-- Given information follows --

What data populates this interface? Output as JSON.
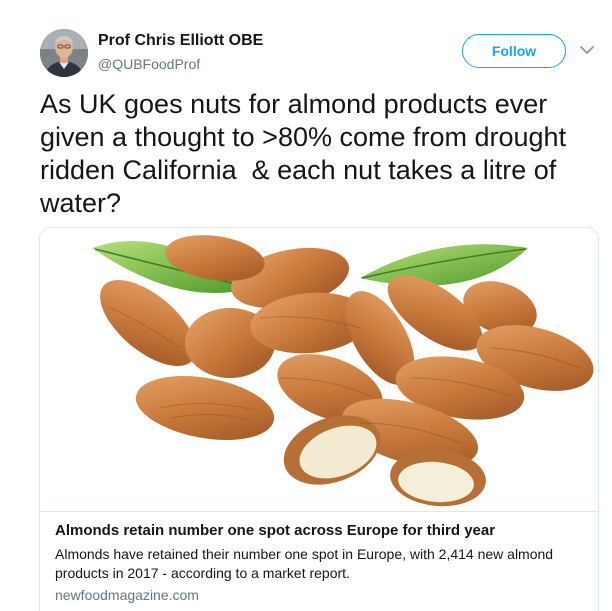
{
  "author": {
    "display_name": "Prof Chris Elliott OBE",
    "handle": "@QUBFoodProf",
    "avatar_icon": "profile-photo"
  },
  "actions": {
    "follow_label": "Follow",
    "more_icon": "chevron-down-icon"
  },
  "tweet": {
    "text": "As UK goes nuts for almond products ever given a thought to >80% come from drought ridden California  & each nut takes a litre of water?"
  },
  "link_card": {
    "image_icon": "almonds-photo",
    "title": "Almonds retain number one spot across Europe for third year",
    "description": "Almonds have retained their number one spot in Europe, with 2,414 new almond products in 2017 - according to a market report.",
    "domain": "newfoodmagazine.com"
  },
  "colors": {
    "accent": "#1da1f2",
    "text": "#14171a",
    "secondary_text": "#657786",
    "border": "#e1e8ed"
  }
}
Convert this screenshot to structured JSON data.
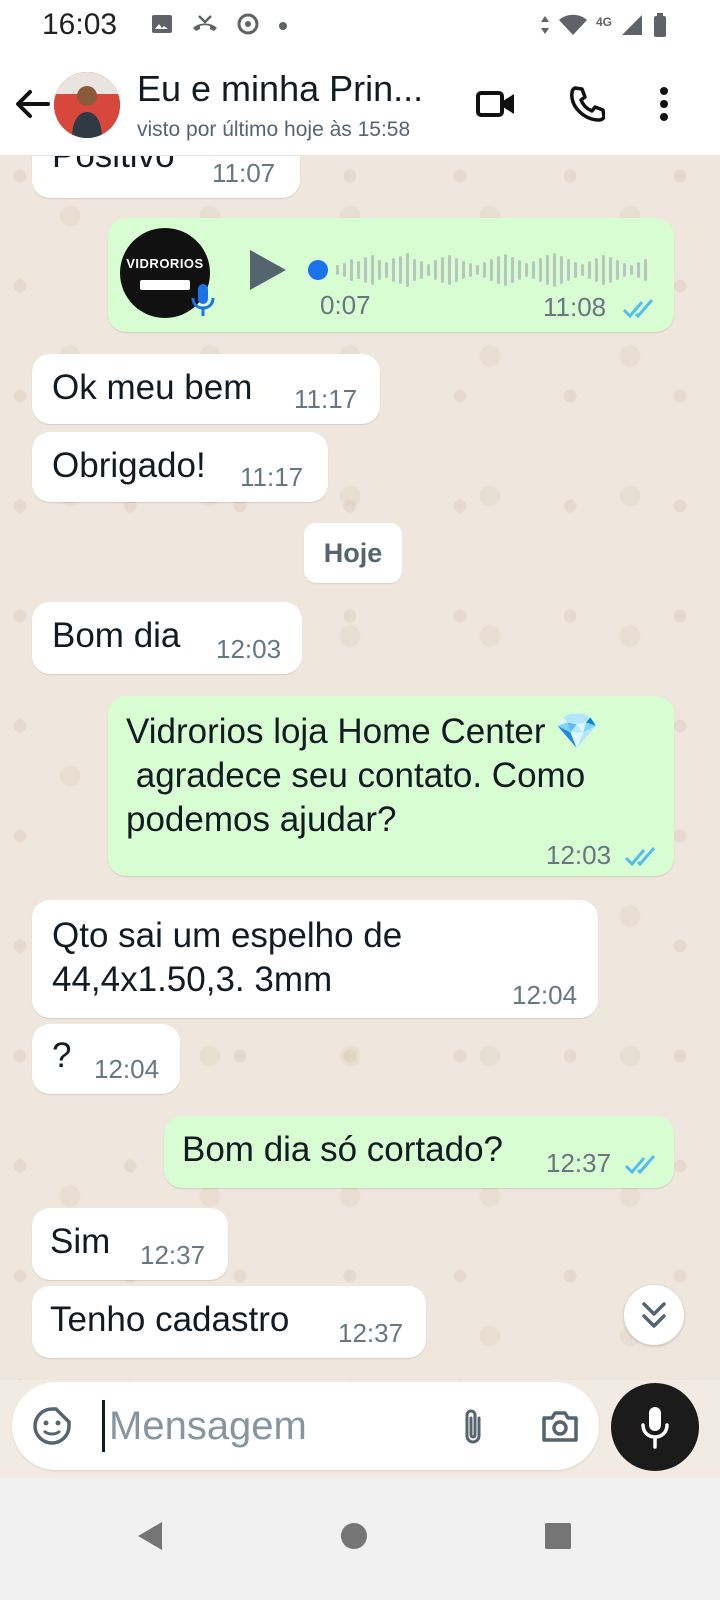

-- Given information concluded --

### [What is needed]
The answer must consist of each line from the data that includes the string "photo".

### [Response area]
    "avatar_icon": "profile-photo"
    "image_icon": "almonds-photo",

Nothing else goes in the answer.